Late on Wednesday evening, Kenyan authorities deported opposition politician Miguna Miguna on an Emirates flight, his lawyer Cliff Ombeta said, two days after police detained him on his return to the country.
Following a nine-hour stand-off, which included the police physically manhandling him as they attempt to carry him on to a Dubai-bound flight, the pilot of the plane, which had been delayed specifically for Miguna, took off after witnessing the violent scenes.
The standoff between controversial lawyer Miguna Miguna and the government at the Jomo Kenyatta International Airport (JKIA) made it to the floor of Parliament after nominated Senator Beatrice Kwamboka demanded a comprehensive statement from Interior Cabinet Secretary Fred Matiangi on why his re-entry into the country is being frustrated.

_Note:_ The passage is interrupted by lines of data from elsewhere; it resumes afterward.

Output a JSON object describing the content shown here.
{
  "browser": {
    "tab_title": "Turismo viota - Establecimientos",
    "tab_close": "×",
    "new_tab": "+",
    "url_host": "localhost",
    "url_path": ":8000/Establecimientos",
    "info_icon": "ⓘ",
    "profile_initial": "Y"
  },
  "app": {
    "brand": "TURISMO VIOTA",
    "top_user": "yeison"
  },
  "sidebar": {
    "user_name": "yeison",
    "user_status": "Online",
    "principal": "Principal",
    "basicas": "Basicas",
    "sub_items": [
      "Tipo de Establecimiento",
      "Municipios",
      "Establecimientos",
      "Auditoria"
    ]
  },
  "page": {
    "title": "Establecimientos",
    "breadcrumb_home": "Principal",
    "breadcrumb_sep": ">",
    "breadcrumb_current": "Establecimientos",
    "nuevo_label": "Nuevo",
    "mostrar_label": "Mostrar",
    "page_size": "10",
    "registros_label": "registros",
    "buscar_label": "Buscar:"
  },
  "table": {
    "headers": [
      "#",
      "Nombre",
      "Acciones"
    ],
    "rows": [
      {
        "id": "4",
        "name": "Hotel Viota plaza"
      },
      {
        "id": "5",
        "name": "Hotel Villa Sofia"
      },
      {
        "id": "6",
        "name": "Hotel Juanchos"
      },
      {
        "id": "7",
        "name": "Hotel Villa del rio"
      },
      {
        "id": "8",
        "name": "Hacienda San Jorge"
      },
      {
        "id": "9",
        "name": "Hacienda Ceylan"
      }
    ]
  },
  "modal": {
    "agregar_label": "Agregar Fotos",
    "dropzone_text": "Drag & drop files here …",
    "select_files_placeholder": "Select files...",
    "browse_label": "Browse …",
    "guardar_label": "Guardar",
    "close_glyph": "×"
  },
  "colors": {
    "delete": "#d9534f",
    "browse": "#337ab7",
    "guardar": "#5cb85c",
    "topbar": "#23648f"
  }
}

On Tuesday, his lawyer Nelson Havi tweeted that the opposition figure was "currently detained in a toilet at Terminal 2-Arrivals and has been denied access to his lawyers".

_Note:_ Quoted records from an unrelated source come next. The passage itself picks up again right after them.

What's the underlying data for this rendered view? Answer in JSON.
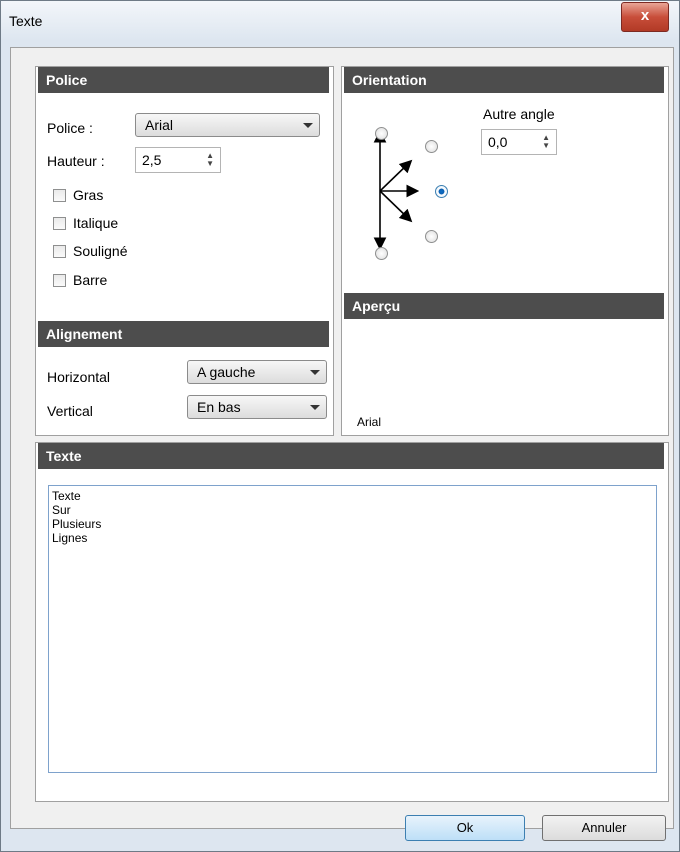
{
  "window": {
    "title": "Texte",
    "close_glyph": "x"
  },
  "police": {
    "header": "Police",
    "font_label": "Police :",
    "font_value": "Arial",
    "height_label": "Hauteur :",
    "height_value": "2,5",
    "styles": [
      {
        "label": "Gras",
        "checked": false
      },
      {
        "label": "Italique",
        "checked": false
      },
      {
        "label": "Souligné",
        "checked": false
      },
      {
        "label": "Barre",
        "checked": false
      }
    ]
  },
  "alignement": {
    "header": "Alignement",
    "horizontal_label": "Horizontal",
    "horizontal_value": "A gauche",
    "vertical_label": "Vertical",
    "vertical_value": "En bas"
  },
  "orientation": {
    "header": "Orientation",
    "other_angle_label": "Autre angle",
    "other_angle_value": "0,0",
    "selected_direction": "east"
  },
  "apercu": {
    "header": "Aperçu",
    "sample_text": "Arial"
  },
  "texte": {
    "header": "Texte",
    "content": "Texte\nSur\nPlusieurs\nLignes"
  },
  "buttons": {
    "ok": "Ok",
    "cancel": "Annuler"
  }
}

Miguna Miguna denied filling the forms until the High Court issued the order to release him.
Odinga had argued that Kenyatta lacked legitimacy because his initial August 8 re-election victory was nullified by the Supreme Court over "irregularities and illegalities".
Miguna was captured on tape being dragged by plain-cloth police to the airplane.

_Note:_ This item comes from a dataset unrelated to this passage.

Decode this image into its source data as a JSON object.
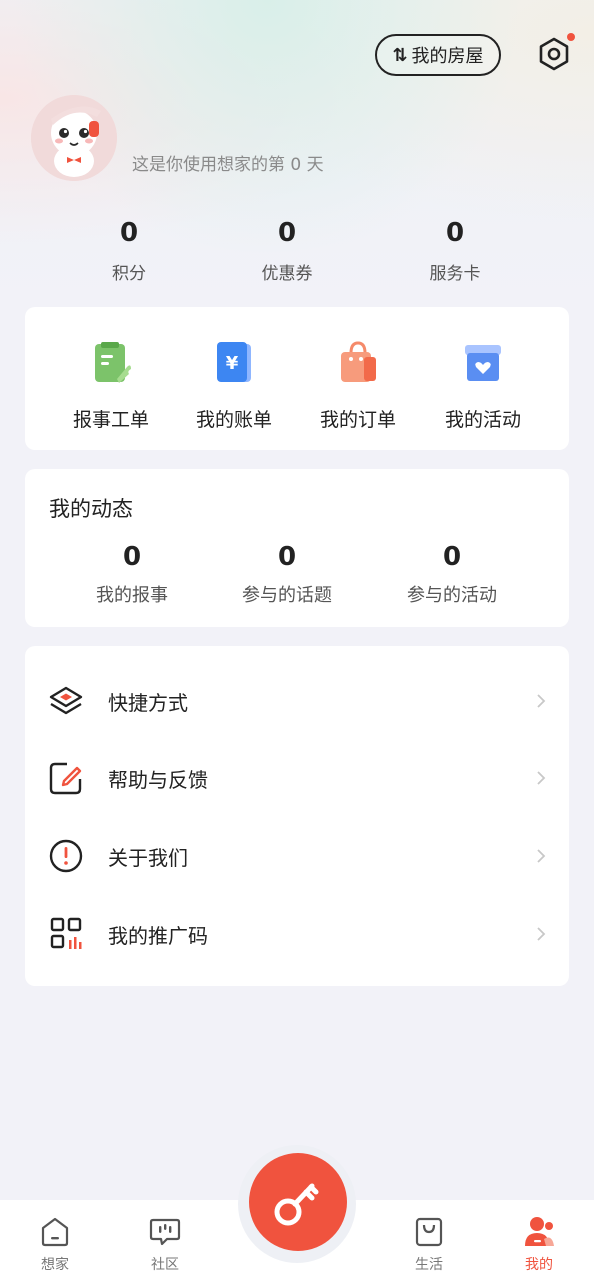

The airport confrontation came two weeks after a surprise meeting between opposition leader Odinga and Kenya's president as they announced a new initiative to heal the East African nation after months of sometimes deadly election turmoil.
"They want to remove me by force and put me in a plane, purportedly that I am an undocumented person so I am not going". Odinga boycotted the second election, citing lack of electoral reforms.
The lawyers also sought orders barring the government from further deporting Miguna.
Odinga who at the time of taking the oath on January 30 had vowed not to recognize the legitimacy of President Uhuru Kenyatta has since reached out to him, inking a peace deal that has ended months of political hostilities between his brigade and the government.
Kenya's biggest newspaper, the Daily Nation, reported that plainclothes police slapped and kicked journalists covering the incident.
Human rights groups and media have accused Kenyatta's government of infringing on freedoms and attacking watchdog institutions.